▶ _ASSIGNMENT_
Copy every line from the records below that carries the word "text".

Element data from apps and pages:

——————

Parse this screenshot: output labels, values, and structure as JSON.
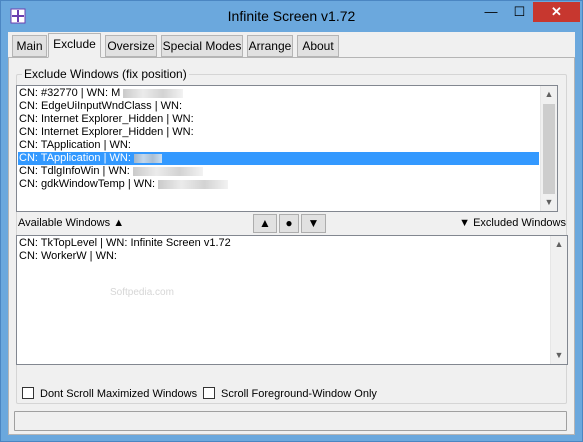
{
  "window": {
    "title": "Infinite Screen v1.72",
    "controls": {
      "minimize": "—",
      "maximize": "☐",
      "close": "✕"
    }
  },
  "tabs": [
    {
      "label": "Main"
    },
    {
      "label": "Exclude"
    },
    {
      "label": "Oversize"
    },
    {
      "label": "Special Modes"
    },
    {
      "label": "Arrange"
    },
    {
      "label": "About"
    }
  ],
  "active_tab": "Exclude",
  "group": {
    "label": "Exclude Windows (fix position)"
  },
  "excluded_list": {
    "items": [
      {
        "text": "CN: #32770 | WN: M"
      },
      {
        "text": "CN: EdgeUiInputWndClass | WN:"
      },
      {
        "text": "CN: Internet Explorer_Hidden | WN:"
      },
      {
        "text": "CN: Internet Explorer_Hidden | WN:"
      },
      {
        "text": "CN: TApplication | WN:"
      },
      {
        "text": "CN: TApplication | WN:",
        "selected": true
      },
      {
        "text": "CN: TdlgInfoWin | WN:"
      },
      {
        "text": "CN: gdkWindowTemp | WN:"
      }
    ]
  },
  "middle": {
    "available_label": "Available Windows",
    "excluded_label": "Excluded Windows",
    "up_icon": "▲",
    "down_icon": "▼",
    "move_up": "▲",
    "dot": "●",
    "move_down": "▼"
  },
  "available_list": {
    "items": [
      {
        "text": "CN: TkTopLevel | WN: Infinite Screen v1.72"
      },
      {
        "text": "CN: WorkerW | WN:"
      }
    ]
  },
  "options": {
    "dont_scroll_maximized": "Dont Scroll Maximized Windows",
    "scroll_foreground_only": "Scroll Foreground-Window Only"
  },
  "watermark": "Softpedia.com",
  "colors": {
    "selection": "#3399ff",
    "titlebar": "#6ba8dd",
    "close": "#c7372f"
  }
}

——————

▶ _SOLUTION FOR THIS TASK_
        "text": "CN: #32770 | WN: M"
        "text": "CN: EdgeUiInputWndClass | WN:"
        "text": "CN: Internet Explorer_Hidden | WN:"
        "text": "CN: Internet Explorer_Hidden | WN:"
        "text": "CN: TApplication | WN:"
        "text": "CN: TApplication | WN:",
        "text": "CN: TdlgInfoWin | WN:"
        "text": "CN: gdkWindowTemp | WN:"
        "text": "CN: TkTopLevel | WN: Infinite Screen v1.72"
        "text": "CN: WorkerW | WN:"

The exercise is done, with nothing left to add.